“It would be much better if there was one doctor getting a $35 rebate from Medicare as opposed to a $1600 acute care bed.”
Balancing supply and demand will be the main issue for the success of the service, Dr Freeman believes. If there is too much patient demand there will be no available appointments; too much supply of doctors and they won't do it because they won't earn an income, he said.
“It is quite interesting how we will tackle that. We are looking at mixed appointment times so there might be more expensive appointments available at certain times.
“We were initially looking at small numbers but the Daily Telegraph did a poll and they found that with 5000 people voting, 1600 said yes. That's 33.9 per cent saying they'd see a GP online. I think the demand will, after the initial slow period of getting it out there in view, be quite substantive.”
There has been some criticism that many of the consults will result in the doctor simply telling the patient to see a doctor in person or go to hospital, but Dr Freeman believes that is something that doctors and patients should work out between themselves.
“If you see a doctor online and they say you need to physically see a doctor or go to the emergency department, you could see that as a failure of telehealth or you could see it as a very rapid rendering of healthcare,” he said.
“Some of the time people will be told to go and see a doctor and sometimes they will be reassured. People say you can't do (counselling) over the phone but you can – you just can't get paid for it. It may not be a huge part of the market but it should be part of the mix.
“Accepting that face-to-face care, is, and will remain, the gold standard should not preclude us from exploring the opportunity telehealth offers to enhance patient care.
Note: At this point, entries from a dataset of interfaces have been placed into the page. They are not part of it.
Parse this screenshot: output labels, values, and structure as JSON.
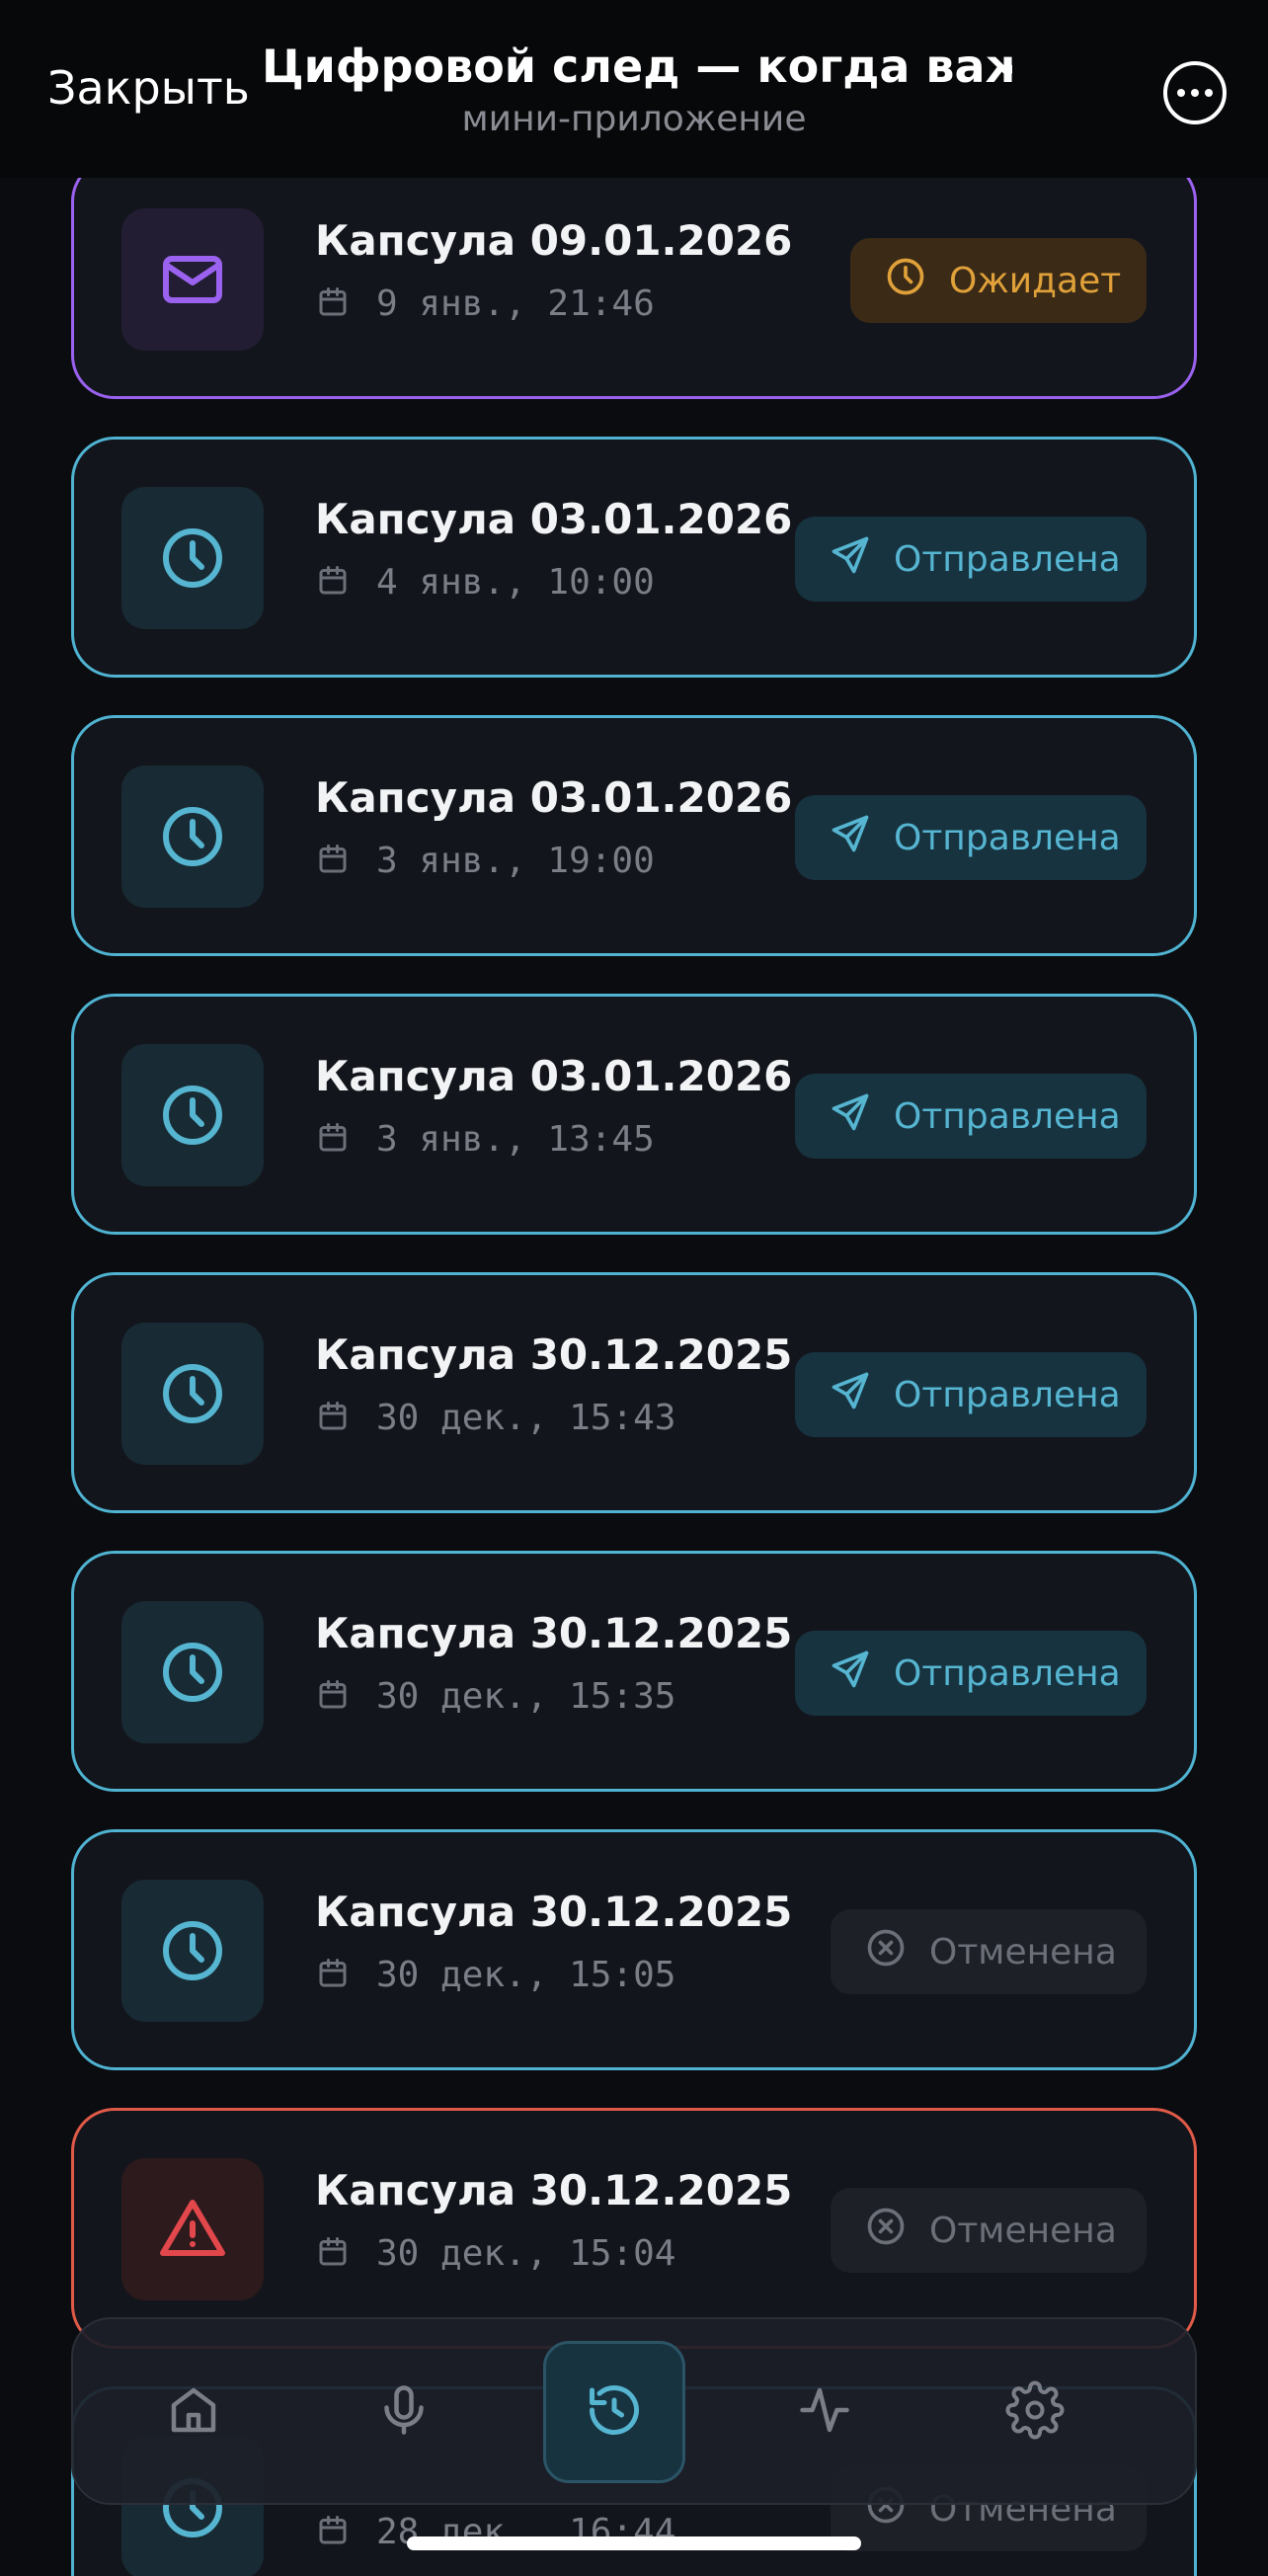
{
  "header": {
    "close_label": "Закрыть",
    "title": "Цифровой след — когда важ...",
    "subtitle": "мини-приложение",
    "more_icon": "more-horizontal-icon"
  },
  "capsules": [
    {
      "title": "Капсула 09.01.2026",
      "date": "9 янв., 21:46",
      "status": "Ожидает",
      "kind": "pending",
      "icon": "mail-icon"
    },
    {
      "title": "Капсула 03.01.2026",
      "date": "4 янв., 10:00",
      "status": "Отправлена",
      "kind": "sent",
      "icon": "clock-icon"
    },
    {
      "title": "Капсула 03.01.2026",
      "date": "3 янв., 19:00",
      "status": "Отправлена",
      "kind": "sent",
      "icon": "clock-icon"
    },
    {
      "title": "Капсула 03.01.2026",
      "date": "3 янв., 13:45",
      "status": "Отправлена",
      "kind": "sent",
      "icon": "clock-icon"
    },
    {
      "title": "Капсула 30.12.2025",
      "date": "30 дек., 15:43",
      "status": "Отправлена",
      "kind": "sent",
      "icon": "clock-icon"
    },
    {
      "title": "Капсула 30.12.2025",
      "date": "30 дек., 15:35",
      "status": "Отправлена",
      "kind": "sent",
      "icon": "clock-icon"
    },
    {
      "title": "Капсула 30.12.2025",
      "date": "30 дек., 15:05",
      "status": "Отменена",
      "kind": "cancelled",
      "icon": "clock-icon"
    },
    {
      "title": "Капсула 30.12.2025",
      "date": "30 дек., 15:04",
      "status": "Отменена",
      "kind": "cancelled-alert",
      "icon": "warning-icon"
    },
    {
      "title": "",
      "date": "28 дек., 16:44",
      "status": "Отменена",
      "kind": "cancelled",
      "icon": "clock-icon"
    }
  ],
  "tabbar": {
    "tabs": [
      {
        "icon": "home-icon",
        "active": false
      },
      {
        "icon": "microphone-icon",
        "active": false
      },
      {
        "icon": "history-icon",
        "active": true
      },
      {
        "icon": "activity-icon",
        "active": false
      },
      {
        "icon": "settings-icon",
        "active": false
      }
    ]
  },
  "colors": {
    "sent": "#56b5d1",
    "pending": "#e1a13a",
    "cancelled": "#6b6f78",
    "pending_border": "#9a62ef",
    "alert_border": "#e05a48",
    "alert_icon": "#e2474b",
    "mail_icon": "#9a62ef"
  }
}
Just because telehealth can't do everything doesn’t mean it shouldn’t do something.”
Posted in Australian eHealth